For well over 100 years, Fairhaven has had postal service. We had a post office when Fairhaven and New Whatcom equally combined their cities in 1904 and chose the neutral name, “Bellingham.” For the last 70 years or so, it has been what the Postal Service calls a “contract station” - a post office inside another business. Indeed, it has moved from where Paper Dreams is now, to 21st Street, to beside Trek Video, to a hardware store on Harris Avenue, to a shop next to Skylark’s Cafe, to the Sycamore Square building, and finally, to Yorky’s Market across the street from the Haggen Food & Pharmacy. But as of next Tuesday, Dec 27, it will close. Why?
Well, of course no one wants it to close, but large organizations make decisions that often have unintended negative consequences on people and towns. The national postal workers union has been fighting to stop the U.S. Postal Service from allowing the 250 or more Staples office supply stores across the country from becoming contract post offices. The union figures it would hurt member work opportunities.
Naturally, it all ended in court - as a remedy against postal workers going on strike. Last July, a federal judge arbitrated a deal to restrict the U.S. Postal Service from expanding contract stations while they and the union worked things out. The judge ruled there were to be no new contract stations before July 2017 - and that ban may be extended. Notice it supposedly only applies to ‘new’ contract stations.
Meanwhile, Yorky’s Market in Fairhaven is closing. Pizzaza will take over the space and convert it into a great pizza restaurant. The postal contract should have gone up for bid to other Fairhaven businesses, and the Haggen store is interested in providing the postal office as a community service. Remember, they are literally right across the street from Yorky’s.
But the judge - at the insistence of the union - denied even moving an existing contract station to a new location in the same community. The intention of the union is not to close the Fairhaven contract station, but they are hell-bent on winning the public relations argument with the U.S. Postal Service and the union is hoping people will blame the postal service and not the union. Union spokespeople insist they are not to blame. But they are. A word from the union and the judge would allow Fairhaven postal service to continue in a new location across the street.
So, who are the good guys? Who is showing some real Christmas spirit? Well, of course Haggen for apparently being ready to provide a vital service to the community. And the Yorkston family has worked hard, keeping the post office functioning until after Christmas, while slowly closing their market around the postal counter. Matt Yorkston in particular has worked for months trying to save the service and get it transferred within Fairhaven. He even flew to Denver to plead with postal executives. Yorky’s has maintained service for weeks at their own expense in order to serve the Fairhaven community. As a postal patron and 40-year box holder, I thank them.

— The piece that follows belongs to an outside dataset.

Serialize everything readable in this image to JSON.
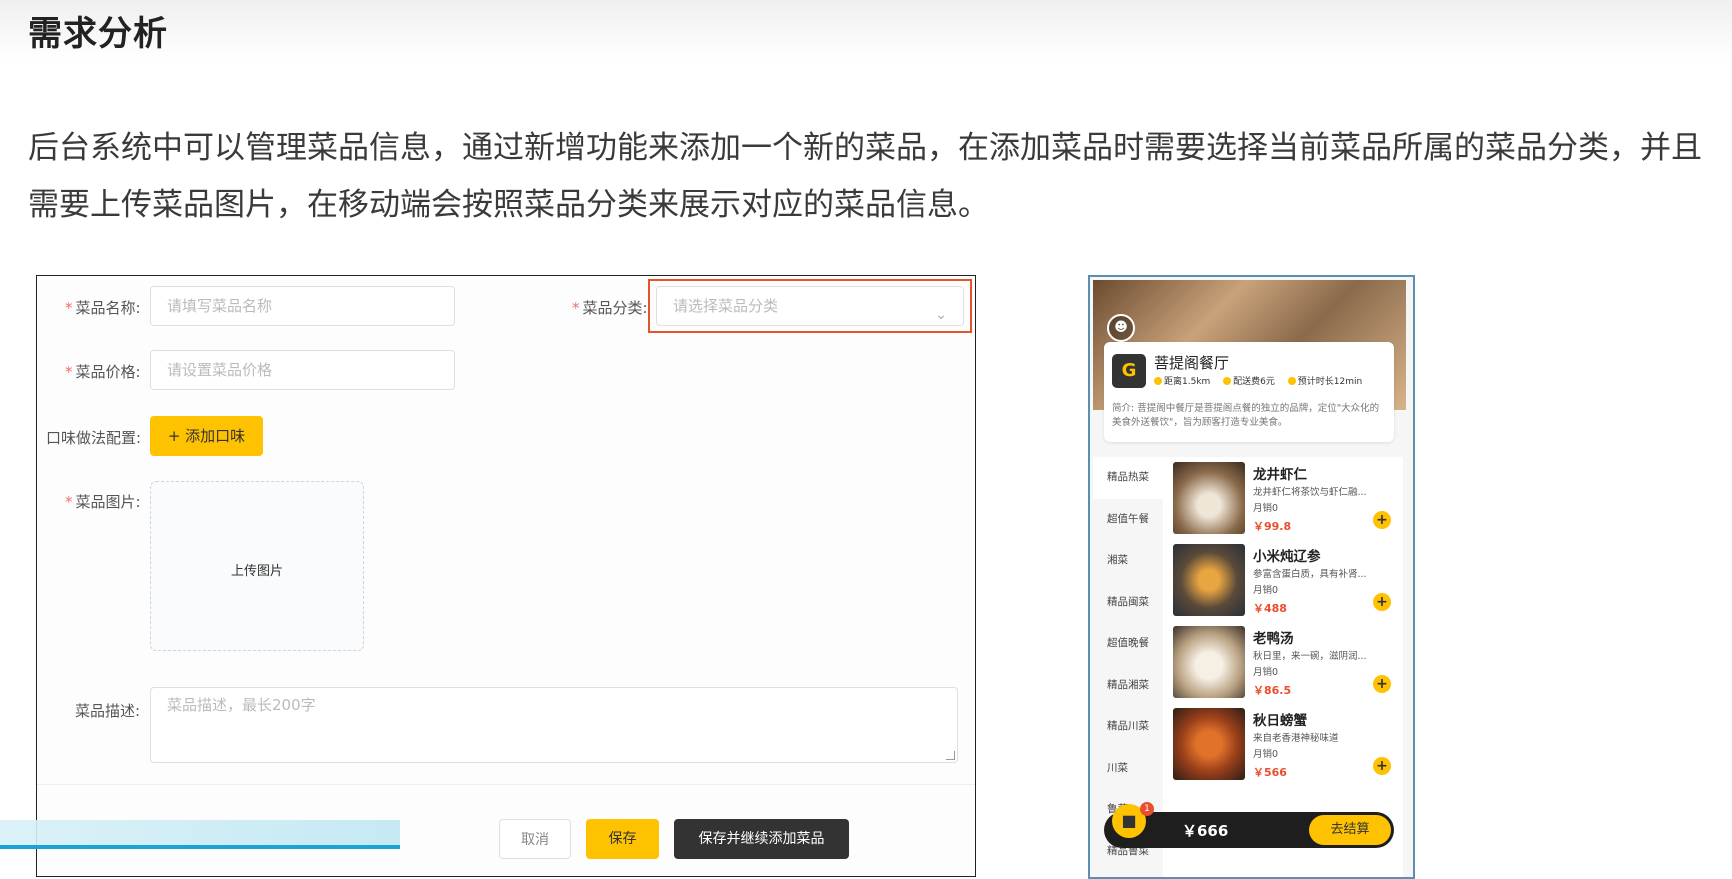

Another good guy is Scott Manier, the local postmaster. He has arranged for all the P.O. boxes in Fairhaven to be moved next week to the downtown post office at Cornwall and Magnolia. Everyone with a P.O. box will be able to continue using the same box number, same key for getting mail, and even the same zip code of 98227. This is all premised on the hope our postal service contract will return some time in the future - maybe next July. Gee, maybe even earlier if the union and the judge gain a little common sense. Okay, maybe that’s a little too hopeful.
Is a three-mile trip to the downtown post office that much of an inconvenience for me? No, not really. But for businesses in Fairhaven who ship every day and for many older people who live in Fairhaven, it is difficult. In the end, the postal workers union will lose because even more people will switch to UPS and FedEx and alternatives to the postal service. So it turns out, the postal workers union is the Grinch stealing the Fairhaven postal services. With the judge callously enabling. How ironic. Indeed.